July 22, 2009

Missing the point about wind energy development

Bradford Plumer writes in The New Republic's environment and energy blog about the action in North Carolina to ban structures taller than 100 feet from the state's mountaintops, which would effectively ban industrial wind energy turbines. His analysis consists only of showing a picture of mountaintop-removal coal mining and asking whether in comparison wind turbines can still be called "unsightly".

If mountaintop-removal is the issue, then the blog should ask why it is allowed.

If coal in general is the issue, then the blog should ask just how much coal would be saved by adding wind turbines to the grid. (The answer is: none.)

Having learned that wind energy does not reduce coal use, then the blog should ask if industrial wind's own adverse environmental impacts, including not just aesthetic but also on birds, bats, hydrology, and wildlife habitat, can be justified by other benefits. (The answer is: hardly. Wind is a highly variable, intermittent, and diffuse resource that only adds to the grid's burden of supplying steady energy in response to demand.)

Instead, the false and unexamined premise that wind turbines on the grid provide substantial useful energy, leading to the next false and unexamined premise that nondispatchable, unpredictable, and variable wind energy displaces coal -- generally a baseload supplier (wind preferentially displaces first hydro, second open-cycle natural gas [at a loss of efficiency]), leads to Plumer simply ignoring the actual debate about industrial wind energy development on the wild mountains of North Carolina.

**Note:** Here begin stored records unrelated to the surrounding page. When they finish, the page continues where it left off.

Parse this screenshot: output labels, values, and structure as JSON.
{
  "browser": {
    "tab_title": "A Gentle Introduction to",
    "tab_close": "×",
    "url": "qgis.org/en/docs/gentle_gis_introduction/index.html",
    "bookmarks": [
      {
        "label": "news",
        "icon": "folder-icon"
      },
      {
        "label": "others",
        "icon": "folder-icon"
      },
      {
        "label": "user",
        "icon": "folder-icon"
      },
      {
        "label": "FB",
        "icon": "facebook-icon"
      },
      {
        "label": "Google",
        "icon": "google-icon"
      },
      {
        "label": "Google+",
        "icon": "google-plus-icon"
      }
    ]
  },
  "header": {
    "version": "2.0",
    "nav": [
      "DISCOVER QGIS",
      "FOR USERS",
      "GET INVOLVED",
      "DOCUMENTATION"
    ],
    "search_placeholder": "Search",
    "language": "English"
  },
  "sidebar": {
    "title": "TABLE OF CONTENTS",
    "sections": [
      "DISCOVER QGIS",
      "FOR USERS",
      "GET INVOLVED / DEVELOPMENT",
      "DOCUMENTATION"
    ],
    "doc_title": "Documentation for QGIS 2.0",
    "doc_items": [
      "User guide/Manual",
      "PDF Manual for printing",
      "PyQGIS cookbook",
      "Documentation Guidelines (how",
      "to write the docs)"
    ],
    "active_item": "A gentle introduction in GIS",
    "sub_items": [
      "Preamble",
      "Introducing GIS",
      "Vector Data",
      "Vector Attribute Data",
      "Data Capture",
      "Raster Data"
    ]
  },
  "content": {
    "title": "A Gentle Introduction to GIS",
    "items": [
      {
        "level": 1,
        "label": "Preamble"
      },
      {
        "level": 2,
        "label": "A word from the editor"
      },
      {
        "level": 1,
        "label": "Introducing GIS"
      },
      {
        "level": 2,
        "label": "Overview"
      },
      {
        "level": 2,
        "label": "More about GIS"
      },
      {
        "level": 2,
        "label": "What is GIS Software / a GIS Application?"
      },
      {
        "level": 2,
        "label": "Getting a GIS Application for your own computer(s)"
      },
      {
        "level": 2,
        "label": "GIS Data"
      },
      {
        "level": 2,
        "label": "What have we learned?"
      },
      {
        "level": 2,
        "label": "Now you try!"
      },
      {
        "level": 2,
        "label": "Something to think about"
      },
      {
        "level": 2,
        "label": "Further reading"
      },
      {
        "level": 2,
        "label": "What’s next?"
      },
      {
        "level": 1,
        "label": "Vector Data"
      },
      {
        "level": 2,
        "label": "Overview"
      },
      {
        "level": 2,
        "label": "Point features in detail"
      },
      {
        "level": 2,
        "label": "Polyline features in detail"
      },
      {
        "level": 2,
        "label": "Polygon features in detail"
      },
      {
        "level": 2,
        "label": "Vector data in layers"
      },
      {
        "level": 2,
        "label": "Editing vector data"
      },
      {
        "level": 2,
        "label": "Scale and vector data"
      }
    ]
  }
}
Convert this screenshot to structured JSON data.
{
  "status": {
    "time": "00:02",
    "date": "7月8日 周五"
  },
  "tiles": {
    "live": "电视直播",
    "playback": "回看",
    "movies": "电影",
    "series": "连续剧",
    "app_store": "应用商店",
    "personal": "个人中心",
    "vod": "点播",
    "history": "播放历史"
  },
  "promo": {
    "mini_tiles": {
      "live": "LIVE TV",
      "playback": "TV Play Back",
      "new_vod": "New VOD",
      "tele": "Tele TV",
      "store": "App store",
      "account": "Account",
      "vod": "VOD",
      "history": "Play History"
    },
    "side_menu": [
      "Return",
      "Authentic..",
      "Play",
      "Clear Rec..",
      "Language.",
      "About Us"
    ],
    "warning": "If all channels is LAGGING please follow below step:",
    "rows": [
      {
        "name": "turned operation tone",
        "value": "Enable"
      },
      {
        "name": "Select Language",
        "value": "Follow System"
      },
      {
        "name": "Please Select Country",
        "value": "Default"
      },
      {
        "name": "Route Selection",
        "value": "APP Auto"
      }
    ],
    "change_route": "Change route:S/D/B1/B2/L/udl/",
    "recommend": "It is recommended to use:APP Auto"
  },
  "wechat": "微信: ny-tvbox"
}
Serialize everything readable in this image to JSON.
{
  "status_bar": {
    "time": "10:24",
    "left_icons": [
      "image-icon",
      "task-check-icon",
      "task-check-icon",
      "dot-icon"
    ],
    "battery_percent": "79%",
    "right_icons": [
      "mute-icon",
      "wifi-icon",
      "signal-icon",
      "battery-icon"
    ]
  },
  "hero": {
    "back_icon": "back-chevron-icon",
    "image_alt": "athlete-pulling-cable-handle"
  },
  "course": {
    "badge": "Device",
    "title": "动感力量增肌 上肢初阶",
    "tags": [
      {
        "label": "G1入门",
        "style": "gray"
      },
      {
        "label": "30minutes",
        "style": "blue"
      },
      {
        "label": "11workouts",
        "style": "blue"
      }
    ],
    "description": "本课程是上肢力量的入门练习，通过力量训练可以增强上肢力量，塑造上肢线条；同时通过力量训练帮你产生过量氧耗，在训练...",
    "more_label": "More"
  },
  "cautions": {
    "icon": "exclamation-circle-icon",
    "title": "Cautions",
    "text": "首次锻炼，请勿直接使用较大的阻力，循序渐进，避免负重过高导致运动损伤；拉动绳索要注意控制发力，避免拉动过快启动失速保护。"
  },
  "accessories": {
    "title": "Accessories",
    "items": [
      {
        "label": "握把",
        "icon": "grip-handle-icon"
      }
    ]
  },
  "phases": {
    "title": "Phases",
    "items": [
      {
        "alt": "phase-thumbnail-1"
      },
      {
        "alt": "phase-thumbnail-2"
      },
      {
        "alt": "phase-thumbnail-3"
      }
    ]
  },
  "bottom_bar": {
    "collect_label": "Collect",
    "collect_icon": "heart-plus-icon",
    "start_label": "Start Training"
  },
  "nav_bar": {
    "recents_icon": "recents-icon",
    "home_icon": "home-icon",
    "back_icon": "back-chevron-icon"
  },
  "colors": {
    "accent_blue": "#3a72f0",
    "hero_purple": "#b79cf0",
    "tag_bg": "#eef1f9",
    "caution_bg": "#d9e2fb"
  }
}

What is gained and what is lost? Very little, if anything, is gained, and very much is lost. That is not to deny the horrors of mountaintop-removal mining or the pollution from coal burning. Those are irrelevant to the debate about wind. Adding industrial wind development will not reduce them in the least. Wind only adds a new insult to the environment.

So to Plumer's challenge, "There's nothing wrong with finding wind turbines unsightly, but the relevant question here is: Compared to what?"

Compared to a wild mountaintop teeming with flora and fauna -- without heavy-duty cut-and-filled roads, blasted-in turbine platforms, 400-ft-high machines grinding around day or night, flashing lights, acres of tree clearance, miles of new transmission lines, substations, etc. Duh.

wind power, wind energy, environment, environmentalism, animal rights, human rights